Last time the Conservatives cut stuff, the Music Ed. system in the whole of the UK suffered for at least a decade…  I distinctly remember sermons from our orchestra conductor bemoaning the fact that nobody learnt the viola, because there was no funding for it.  It is so easy for people like Guardian Trolls to claim that we don’t want our taxes to go towards the Arts, and every time it makes me grind my teeth in rage.  Why is Arts provision not enshrined as a duty of the government?  Currently it seems to be an optional extra.

Monday 21 March 2011

10 to 6

well it's that time of day and week again: nearly the weekend

Or at least that is to say, having dragged myself into work Saturday and Sunday AND Monday, I get Tuesday lieu.  Weird word that "in lieu".  All my Geordie colleagues say it, and so do I, but really "in lieu" of what?
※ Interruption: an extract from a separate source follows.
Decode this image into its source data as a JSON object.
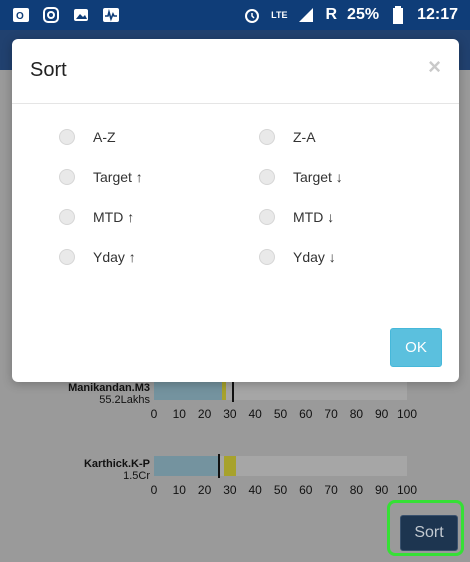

In lieu of a weekend, but really, a Friday and a Tuesday aren't a weekend...

Hmmm...  Still, I'm not complaining that there's no work tomorrow and that I then have only 3 days of work until my next proper weekend!

Monday 21 February 2011

Sunday 20 February 2011

East Coast trains

So, I thought I'd be healthy last week - interesting plan.  I was on shifts at work, which meant getting to work was easy, but home was tricksy.  Plan was: cycle from Central Station to work and back again, thus avoiding reliance on buses, Metro and friends' kind lifts.

Did this work you ask?  Well, I guess seeing as I'm writing about it, NO.  Monday: cycled in.  All good.  Cycled back to station.  All good.  Got to platform, waiting for train with bike.  Unfortunately I had no reservation, and the Train Guard was feeling lazy so he DIDN'T LET ME ON.  Couldn't believe it, nearly cried.  (Next train was in around an hour)

Went and got a bite to eat, booked a cycle reservation for next time I wanted to travel and then waited.  Lovely Transpennine train came in on time, and off I went.  No hassle.  I <3 Transpennine.

Angry letter has been written to East Coast, just waiting to post it.

Tuesday I didn't try the bike - managed to blag a lift in friend's car back to a metro station.  Got a taxi to station on Wednesday (at £10 this isn't a general option!).  Thursday got another lift by said friend.  Friday, friend gave me a lift with the bike on the back seat (!) because it was so windy.  Reservation went fine and no sign of grumpy train guard.

Ok, enough vented.  The moral of this story is I will now always have to get a cycle reservation...  Argh.

Tuesday 1 February 2011

Homemade Focaccia :-)

Made Focaccia bread from my new cookbook on Sunday...  Must remember that the recipe's call for 5 tsp of salt is for a bread to poison people with.  Still, eaten with some cucumber it was very tasty.  I would have posted a picture but unfortunately boyfriend has now finished it all.  Mwa ha ha haa.